══ GIVEN DATA

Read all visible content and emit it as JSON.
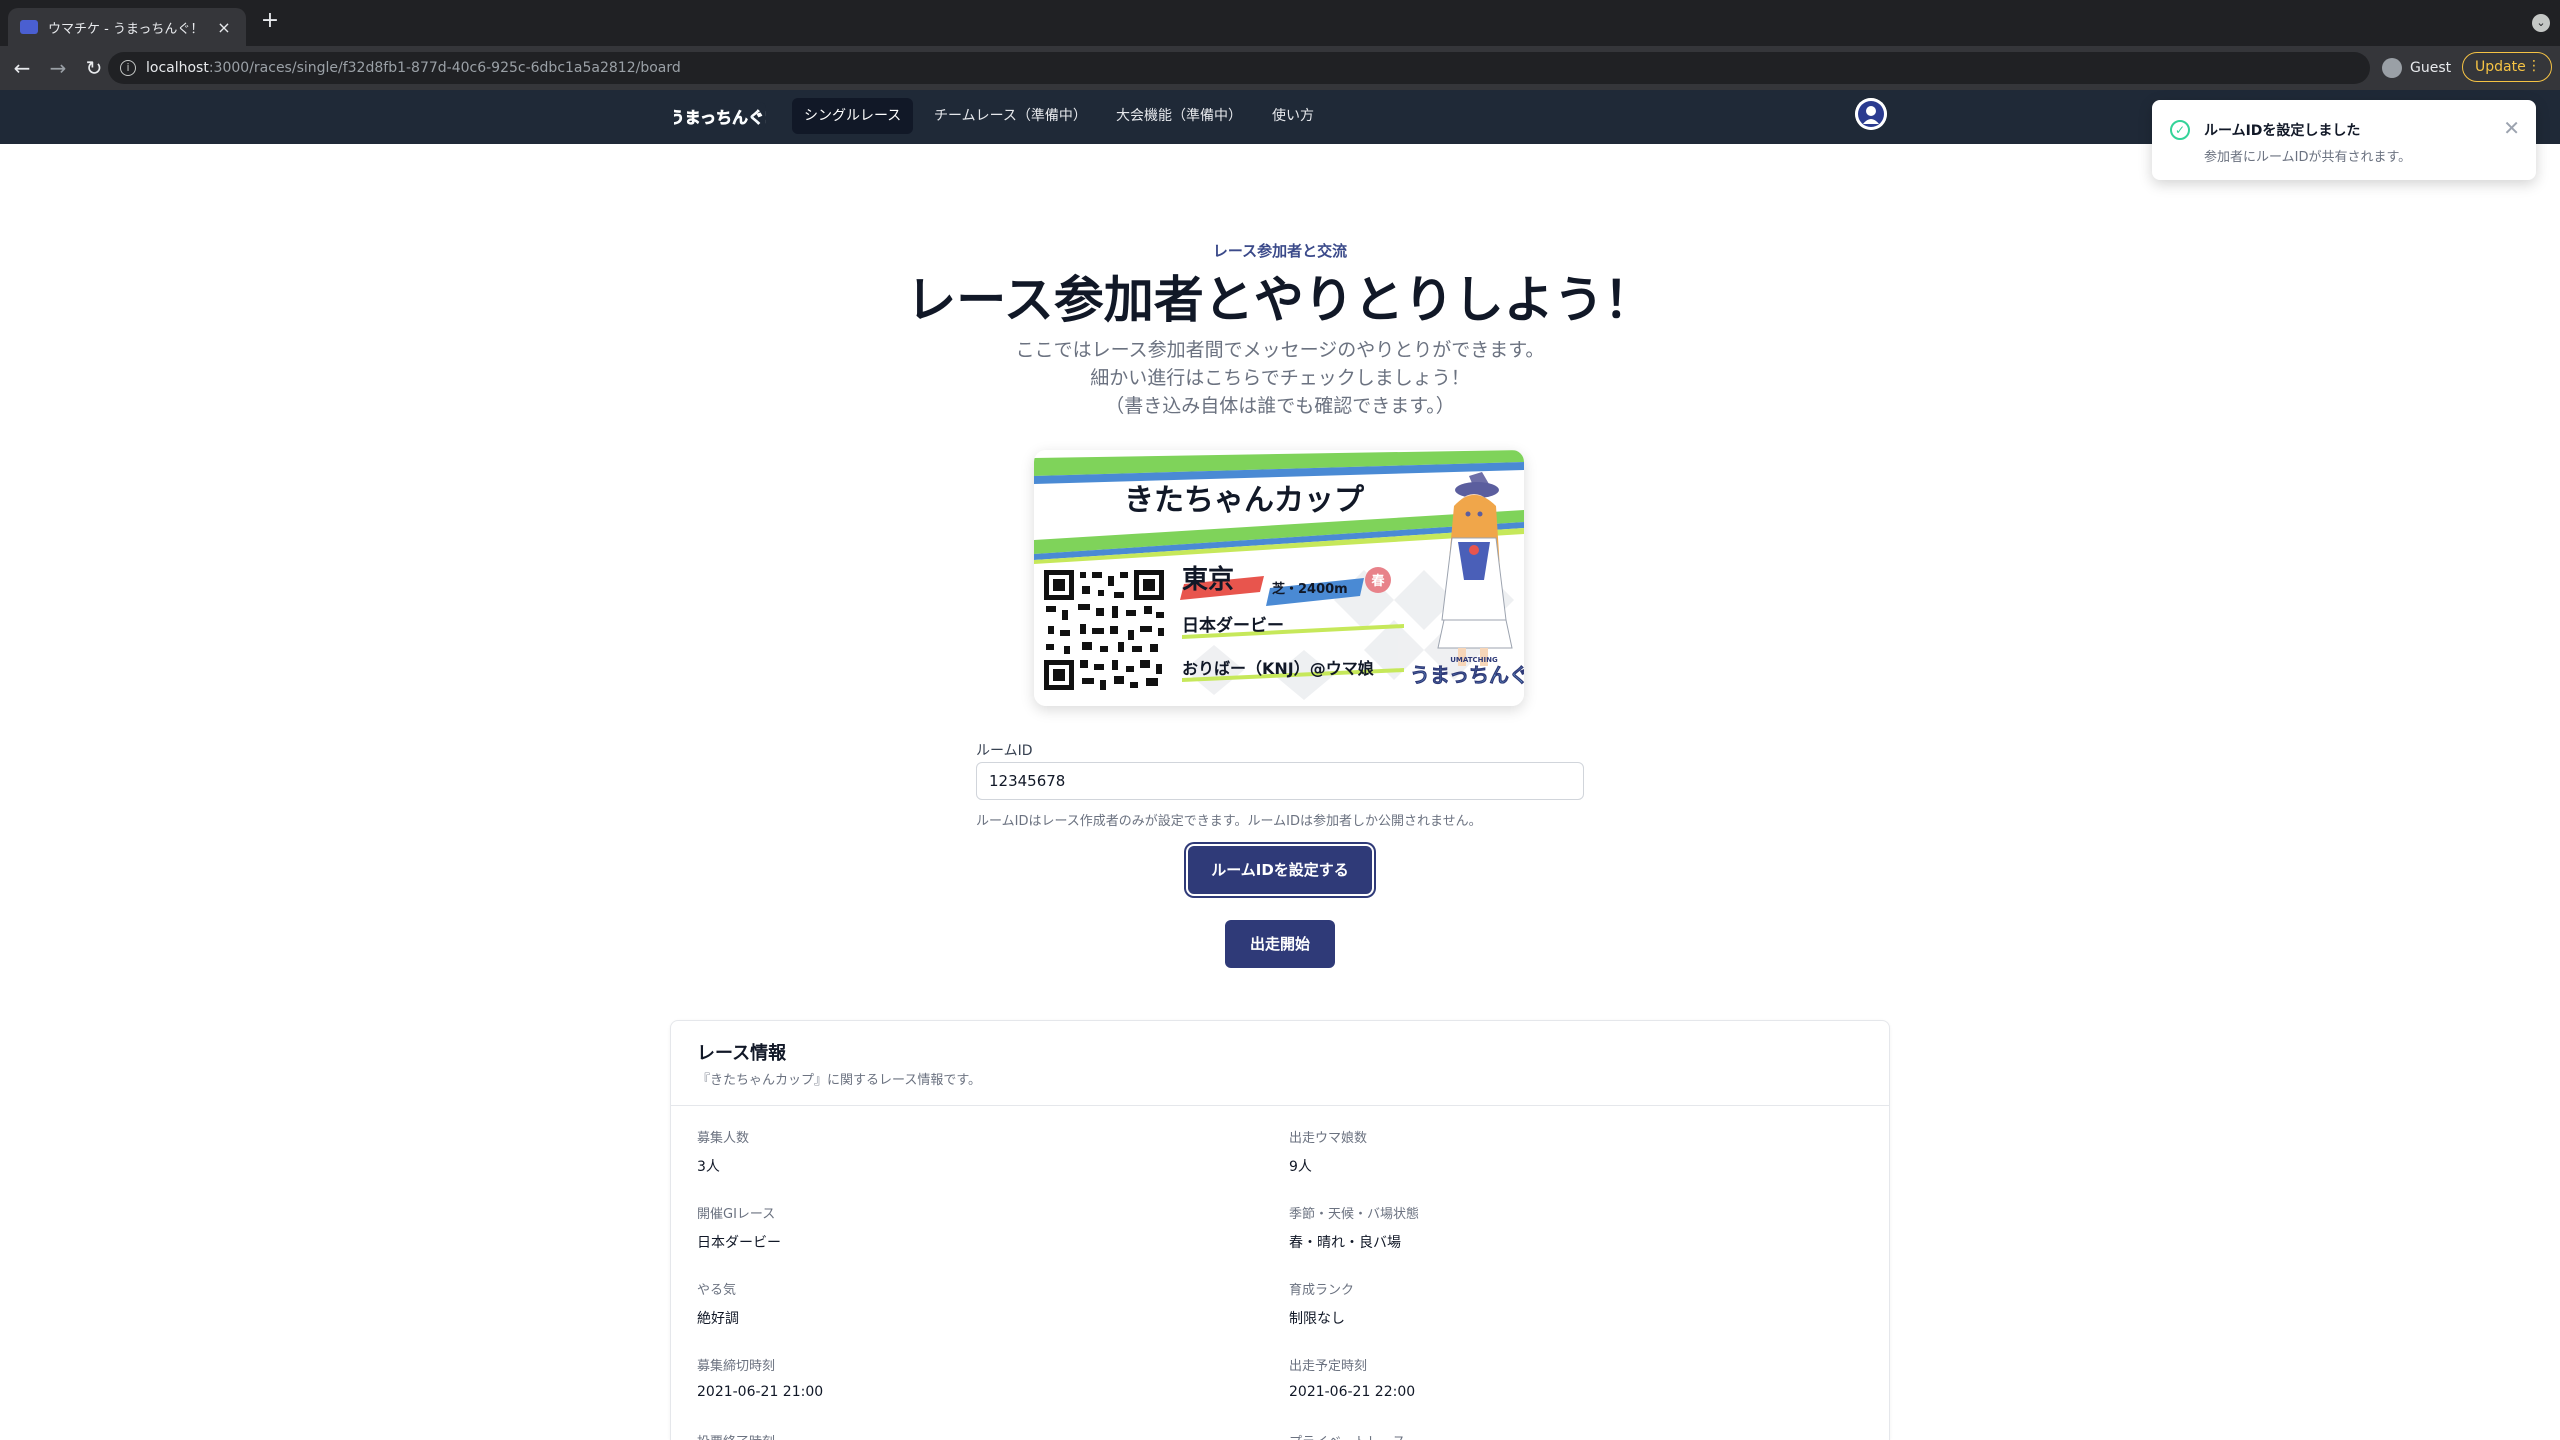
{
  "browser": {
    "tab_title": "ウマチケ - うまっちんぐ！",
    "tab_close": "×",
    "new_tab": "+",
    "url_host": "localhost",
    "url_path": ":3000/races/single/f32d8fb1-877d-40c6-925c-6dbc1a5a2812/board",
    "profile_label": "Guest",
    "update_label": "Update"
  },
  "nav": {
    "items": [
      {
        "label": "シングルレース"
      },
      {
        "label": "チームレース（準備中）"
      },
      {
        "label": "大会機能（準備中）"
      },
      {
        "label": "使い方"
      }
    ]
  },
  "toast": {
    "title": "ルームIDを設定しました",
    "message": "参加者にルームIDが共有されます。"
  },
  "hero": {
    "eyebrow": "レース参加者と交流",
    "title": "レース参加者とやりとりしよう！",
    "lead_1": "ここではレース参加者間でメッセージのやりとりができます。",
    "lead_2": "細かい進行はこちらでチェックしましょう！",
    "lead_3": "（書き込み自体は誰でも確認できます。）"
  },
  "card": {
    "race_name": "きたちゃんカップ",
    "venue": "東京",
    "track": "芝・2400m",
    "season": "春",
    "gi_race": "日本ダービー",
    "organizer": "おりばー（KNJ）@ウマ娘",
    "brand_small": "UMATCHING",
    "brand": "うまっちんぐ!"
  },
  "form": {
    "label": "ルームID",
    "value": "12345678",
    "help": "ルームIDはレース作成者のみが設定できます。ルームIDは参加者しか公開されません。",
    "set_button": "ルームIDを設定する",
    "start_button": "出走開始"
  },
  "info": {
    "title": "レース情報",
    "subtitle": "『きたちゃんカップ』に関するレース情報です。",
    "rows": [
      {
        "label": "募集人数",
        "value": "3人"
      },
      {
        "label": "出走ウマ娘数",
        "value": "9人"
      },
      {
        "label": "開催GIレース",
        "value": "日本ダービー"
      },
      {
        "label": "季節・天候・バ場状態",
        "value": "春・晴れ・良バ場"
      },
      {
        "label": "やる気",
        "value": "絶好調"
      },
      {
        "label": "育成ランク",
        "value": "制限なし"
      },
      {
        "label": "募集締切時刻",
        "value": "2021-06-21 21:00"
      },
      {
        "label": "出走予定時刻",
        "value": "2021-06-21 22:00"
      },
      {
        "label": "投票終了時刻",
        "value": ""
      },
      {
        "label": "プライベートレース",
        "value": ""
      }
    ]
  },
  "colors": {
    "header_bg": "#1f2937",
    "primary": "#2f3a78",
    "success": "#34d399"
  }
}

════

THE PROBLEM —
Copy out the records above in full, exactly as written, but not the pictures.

YOUR SOLUTION —
Read all visible content and emit it as JSON.
{
  "browser": {
    "tab_title": "ウマチケ - うまっちんぐ！",
    "tab_close": "×",
    "new_tab": "+",
    "url_host": "localhost",
    "url_path": ":3000/races/single/f32d8fb1-877d-40c6-925c-6dbc1a5a2812/board",
    "profile_label": "Guest",
    "update_label": "Update"
  },
  "nav": {
    "items": [
      {
        "label": "シングルレース"
      },
      {
        "label": "チームレース（準備中）"
      },
      {
        "label": "大会機能（準備中）"
      },
      {
        "label": "使い方"
      }
    ]
  },
  "toast": {
    "title": "ルームIDを設定しました",
    "message": "参加者にルームIDが共有されます。"
  },
  "hero": {
    "eyebrow": "レース参加者と交流",
    "title": "レース参加者とやりとりしよう！",
    "lead_1": "ここではレース参加者間でメッセージのやりとりができます。",
    "lead_2": "細かい進行はこちらでチェックしましょう！",
    "lead_3": "（書き込み自体は誰でも確認できます。）"
  },
  "card": {
    "race_name": "きたちゃんカップ",
    "venue": "東京",
    "track": "芝・2400m",
    "season": "春",
    "gi_race": "日本ダービー",
    "organizer": "おりばー（KNJ）@ウマ娘",
    "brand_small": "UMATCHING",
    "brand": "うまっちんぐ!"
  },
  "form": {
    "label": "ルームID",
    "value": "12345678",
    "help": "ルームIDはレース作成者のみが設定できます。ルームIDは参加者しか公開されません。",
    "set_button": "ルームIDを設定する",
    "start_button": "出走開始"
  },
  "info": {
    "title": "レース情報",
    "subtitle": "『きたちゃんカップ』に関するレース情報です。",
    "rows": [
      {
        "label": "募集人数",
        "value": "3人"
      },
      {
        "label": "出走ウマ娘数",
        "value": "9人"
      },
      {
        "label": "開催GIレース",
        "value": "日本ダービー"
      },
      {
        "label": "季節・天候・バ場状態",
        "value": "春・晴れ・良バ場"
      },
      {
        "label": "やる気",
        "value": "絶好調"
      },
      {
        "label": "育成ランク",
        "value": "制限なし"
      },
      {
        "label": "募集締切時刻",
        "value": "2021-06-21 21:00"
      },
      {
        "label": "出走予定時刻",
        "value": "2021-06-21 22:00"
      },
      {
        "label": "投票終了時刻",
        "value": ""
      },
      {
        "label": "プライベートレース",
        "value": ""
      }
    ]
  },
  "colors": {
    "header_bg": "#1f2937",
    "primary": "#2f3a78",
    "success": "#34d399"
  }
}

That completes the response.